Element data from apps and pages
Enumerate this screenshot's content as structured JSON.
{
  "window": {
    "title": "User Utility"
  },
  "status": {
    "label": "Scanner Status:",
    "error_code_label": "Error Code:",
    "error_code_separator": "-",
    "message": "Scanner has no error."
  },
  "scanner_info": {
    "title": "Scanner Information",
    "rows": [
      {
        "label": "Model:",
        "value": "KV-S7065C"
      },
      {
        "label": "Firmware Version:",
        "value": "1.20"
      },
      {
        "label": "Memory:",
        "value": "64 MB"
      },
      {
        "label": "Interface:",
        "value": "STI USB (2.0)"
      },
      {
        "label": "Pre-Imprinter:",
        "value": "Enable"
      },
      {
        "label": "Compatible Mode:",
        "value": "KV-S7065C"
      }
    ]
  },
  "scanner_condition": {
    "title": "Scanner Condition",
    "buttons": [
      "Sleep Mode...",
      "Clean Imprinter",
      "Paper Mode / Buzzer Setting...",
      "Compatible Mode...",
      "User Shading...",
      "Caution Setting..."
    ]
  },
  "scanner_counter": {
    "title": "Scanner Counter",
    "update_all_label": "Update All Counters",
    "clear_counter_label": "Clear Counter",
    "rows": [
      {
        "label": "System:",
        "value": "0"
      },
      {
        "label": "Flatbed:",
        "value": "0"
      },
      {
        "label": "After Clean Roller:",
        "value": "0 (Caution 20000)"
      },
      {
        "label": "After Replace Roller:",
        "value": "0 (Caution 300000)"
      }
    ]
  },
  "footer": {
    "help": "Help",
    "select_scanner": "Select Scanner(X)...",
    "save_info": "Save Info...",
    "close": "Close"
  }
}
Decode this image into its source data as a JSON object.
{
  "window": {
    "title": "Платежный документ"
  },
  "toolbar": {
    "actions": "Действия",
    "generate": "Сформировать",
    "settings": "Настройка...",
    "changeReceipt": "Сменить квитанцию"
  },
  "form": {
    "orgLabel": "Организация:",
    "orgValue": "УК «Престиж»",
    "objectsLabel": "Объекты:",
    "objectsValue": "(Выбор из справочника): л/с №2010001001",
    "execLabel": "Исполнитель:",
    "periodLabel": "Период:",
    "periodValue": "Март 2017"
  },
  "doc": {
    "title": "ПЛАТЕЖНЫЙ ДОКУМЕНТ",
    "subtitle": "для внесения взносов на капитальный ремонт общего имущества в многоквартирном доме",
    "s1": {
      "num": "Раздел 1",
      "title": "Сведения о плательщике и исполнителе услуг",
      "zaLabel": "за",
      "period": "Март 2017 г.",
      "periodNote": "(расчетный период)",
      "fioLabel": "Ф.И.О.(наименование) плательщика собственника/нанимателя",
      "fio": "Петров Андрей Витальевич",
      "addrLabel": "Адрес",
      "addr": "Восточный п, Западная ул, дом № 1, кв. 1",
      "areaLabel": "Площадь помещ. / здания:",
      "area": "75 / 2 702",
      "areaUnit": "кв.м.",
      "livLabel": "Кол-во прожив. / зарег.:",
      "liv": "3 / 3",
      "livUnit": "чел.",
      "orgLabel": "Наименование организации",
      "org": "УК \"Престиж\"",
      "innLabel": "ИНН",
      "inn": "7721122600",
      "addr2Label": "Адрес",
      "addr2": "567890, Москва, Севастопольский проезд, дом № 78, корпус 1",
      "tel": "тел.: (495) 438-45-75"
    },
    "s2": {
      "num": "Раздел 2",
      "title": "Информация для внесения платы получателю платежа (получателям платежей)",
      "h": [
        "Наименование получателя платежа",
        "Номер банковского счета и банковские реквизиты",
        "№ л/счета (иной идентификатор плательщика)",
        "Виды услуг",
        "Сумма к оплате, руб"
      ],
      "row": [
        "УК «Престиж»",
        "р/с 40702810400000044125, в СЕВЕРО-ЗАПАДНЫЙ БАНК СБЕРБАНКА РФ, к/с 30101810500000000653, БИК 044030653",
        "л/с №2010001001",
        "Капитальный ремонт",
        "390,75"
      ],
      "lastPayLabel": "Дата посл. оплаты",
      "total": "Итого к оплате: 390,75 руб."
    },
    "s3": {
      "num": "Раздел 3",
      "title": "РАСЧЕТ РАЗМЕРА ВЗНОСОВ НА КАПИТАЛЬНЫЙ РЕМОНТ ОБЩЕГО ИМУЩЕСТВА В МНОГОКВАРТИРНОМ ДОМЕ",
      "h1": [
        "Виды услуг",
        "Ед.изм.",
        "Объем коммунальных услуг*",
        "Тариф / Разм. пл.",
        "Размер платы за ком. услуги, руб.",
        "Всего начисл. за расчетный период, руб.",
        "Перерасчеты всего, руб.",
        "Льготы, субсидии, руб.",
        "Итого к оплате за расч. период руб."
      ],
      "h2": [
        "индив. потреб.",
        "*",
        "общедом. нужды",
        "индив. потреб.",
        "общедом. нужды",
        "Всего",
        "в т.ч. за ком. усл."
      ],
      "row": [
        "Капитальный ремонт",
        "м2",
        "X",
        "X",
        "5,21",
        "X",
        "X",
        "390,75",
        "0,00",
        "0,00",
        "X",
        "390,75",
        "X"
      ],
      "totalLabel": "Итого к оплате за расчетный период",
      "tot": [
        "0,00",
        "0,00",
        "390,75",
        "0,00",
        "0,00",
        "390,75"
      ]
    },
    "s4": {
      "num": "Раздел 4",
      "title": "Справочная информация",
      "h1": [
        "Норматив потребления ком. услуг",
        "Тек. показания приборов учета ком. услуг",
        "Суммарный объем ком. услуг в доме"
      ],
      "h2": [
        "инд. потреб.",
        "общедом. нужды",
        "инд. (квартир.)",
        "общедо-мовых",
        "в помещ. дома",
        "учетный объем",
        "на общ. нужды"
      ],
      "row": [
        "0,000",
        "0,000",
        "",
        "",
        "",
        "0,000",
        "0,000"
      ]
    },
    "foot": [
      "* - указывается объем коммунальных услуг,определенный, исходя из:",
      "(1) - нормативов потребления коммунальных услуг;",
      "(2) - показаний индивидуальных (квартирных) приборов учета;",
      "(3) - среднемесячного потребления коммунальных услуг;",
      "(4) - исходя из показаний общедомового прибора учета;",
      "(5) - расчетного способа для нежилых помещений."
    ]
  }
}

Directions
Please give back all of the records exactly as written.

Answer to this problem
Enumerate this screenshot's content as structured JSON.
{
  "window": {
    "title": "User Utility"
  },
  "status": {
    "label": "Scanner Status:",
    "error_code_label": "Error Code:",
    "error_code_separator": "-",
    "message": "Scanner has no error."
  },
  "scanner_info": {
    "title": "Scanner Information",
    "rows": [
      {
        "label": "Model:",
        "value": "KV-S7065C"
      },
      {
        "label": "Firmware Version:",
        "value": "1.20"
      },
      {
        "label": "Memory:",
        "value": "64 MB"
      },
      {
        "label": "Interface:",
        "value": "STI USB (2.0)"
      },
      {
        "label": "Pre-Imprinter:",
        "value": "Enable"
      },
      {
        "label": "Compatible Mode:",
        "value": "KV-S7065C"
      }
    ]
  },
  "scanner_condition": {
    "title": "Scanner Condition",
    "buttons": [
      "Sleep Mode...",
      "Clean Imprinter",
      "Paper Mode / Buzzer Setting...",
      "Compatible Mode...",
      "User Shading...",
      "Caution Setting..."
    ]
  },
  "scanner_counter": {
    "title": "Scanner Counter",
    "update_all_label": "Update All Counters",
    "clear_counter_label": "Clear Counter",
    "rows": [
      {
        "label": "System:",
        "value": "0"
      },
      {
        "label": "Flatbed:",
        "value": "0"
      },
      {
        "label": "After Clean Roller:",
        "value": "0 (Caution 20000)"
      },
      {
        "label": "After Replace Roller:",
        "value": "0 (Caution 300000)"
      }
    ]
  },
  "footer": {
    "help": "Help",
    "select_scanner": "Select Scanner(X)...",
    "save_info": "Save Info...",
    "close": "Close"
  }
}
Decode this image into its source data as a JSON object.
{
  "window": {
    "title": "Платежный документ"
  },
  "toolbar": {
    "actions": "Действия",
    "generate": "Сформировать",
    "settings": "Настройка...",
    "changeReceipt": "Сменить квитанцию"
  },
  "form": {
    "orgLabel": "Организация:",
    "orgValue": "УК «Престиж»",
    "objectsLabel": "Объекты:",
    "objectsValue": "(Выбор из справочника): л/с №2010001001",
    "execLabel": "Исполнитель:",
    "periodLabel": "Период:",
    "periodValue": "Март 2017"
  },
  "doc": {
    "title": "ПЛАТЕЖНЫЙ ДОКУМЕНТ",
    "subtitle": "для внесения взносов на капитальный ремонт общего имущества в многоквартирном доме",
    "s1": {
      "num": "Раздел 1",
      "title": "Сведения о плательщике и исполнителе услуг",
      "zaLabel": "за",
      "period": "Март 2017 г.",
      "periodNote": "(расчетный период)",
      "fioLabel": "Ф.И.О.(наименование) плательщика собственника/нанимателя",
      "fio": "Петров Андрей Витальевич",
      "addrLabel": "Адрес",
      "addr": "Восточный п, Западная ул, дом № 1, кв. 1",
      "areaLabel": "Площадь помещ. / здания:",
      "area": "75 / 2 702",
      "areaUnit": "кв.м.",
      "livLabel": "Кол-во прожив. / зарег.:",
      "liv": "3 / 3",
      "livUnit": "чел.",
      "orgLabel": "Наименование организации",
      "org": "УК \"Престиж\"",
      "innLabel": "ИНН",
      "inn": "7721122600",
      "addr2Label": "Адрес",
      "addr2": "567890, Москва, Севастопольский проезд, дом № 78, корпус 1",
      "tel": "тел.: (495) 438-45-75"
    },
    "s2": {
      "num": "Раздел 2",
      "title": "Информация для внесения платы получателю платежа (получателям платежей)",
      "h": [
        "Наименование получателя платежа",
        "Номер банковского счета и банковские реквизиты",
        "№ л/счета (иной идентификатор плательщика)",
        "Виды услуг",
        "Сумма к оплате, руб"
      ],
      "row": [
        "УК «Престиж»",
        "р/с 40702810400000044125, в СЕВЕРО-ЗАПАДНЫЙ БАНК СБЕРБАНКА РФ, к/с 30101810500000000653, БИК 044030653",
        "л/с №2010001001",
        "Капитальный ремонт",
        "390,75"
      ],
      "lastPayLabel": "Дата посл. оплаты",
      "total": "Итого к оплате: 390,75 руб."
    },
    "s3": {
      "num": "Раздел 3",
      "title": "РАСЧЕТ РАЗМЕРА ВЗНОСОВ НА КАПИТАЛЬНЫЙ РЕМОНТ ОБЩЕГО ИМУЩЕСТВА В МНОГОКВАРТИРНОМ ДОМЕ",
      "h1": [
        "Виды услуг",
        "Ед.изм.",
        "Объем коммунальных услуг*",
        "Тариф / Разм. пл.",
        "Размер платы за ком. услуги, руб.",
        "Всего начисл. за расчетный период, руб.",
        "Перерасчеты всего, руб.",
        "Льготы, субсидии, руб.",
        "Итого к оплате за расч. период руб."
      ],
      "h2": [
        "индив. потреб.",
        "*",
        "общедом. нужды",
        "индив. потреб.",
        "общедом. нужды",
        "Всего",
        "в т.ч. за ком. усл."
      ],
      "row": [
        "Капитальный ремонт",
        "м2",
        "X",
        "X",
        "5,21",
        "X",
        "X",
        "390,75",
        "0,00",
        "0,00",
        "X",
        "390,75",
        "X"
      ],
      "totalLabel": "Итого к оплате за расчетный период",
      "tot": [
        "0,00",
        "0,00",
        "390,75",
        "0,00",
        "0,00",
        "390,75"
      ]
    },
    "s4": {
      "num": "Раздел 4",
      "title": "Справочная информация",
      "h1": [
        "Норматив потребления ком. услуг",
        "Тек. показания приборов учета ком. услуг",
        "Суммарный объем ком. услуг в доме"
      ],
      "h2": [
        "инд. потреб.",
        "общедом. нужды",
        "инд. (квартир.)",
        "общедо-мовых",
        "в помещ. дома",
        "учетный объем",
        "на общ. нужды"
      ],
      "row": [
        "0,000",
        "0,000",
        "",
        "",
        "",
        "0,000",
        "0,000"
      ]
    },
    "foot": [
      "* - указывается объем коммунальных услуг,определенный, исходя из:",
      "(1) - нормативов потребления коммунальных услуг;",
      "(2) - показаний индивидуальных (квартирных) приборов учета;",
      "(3) - среднемесячного потребления коммунальных услуг;",
      "(4) - исходя из показаний общедомового прибора учета;",
      "(5) - расчетного способа для нежилых помещений."
    ]
  }
}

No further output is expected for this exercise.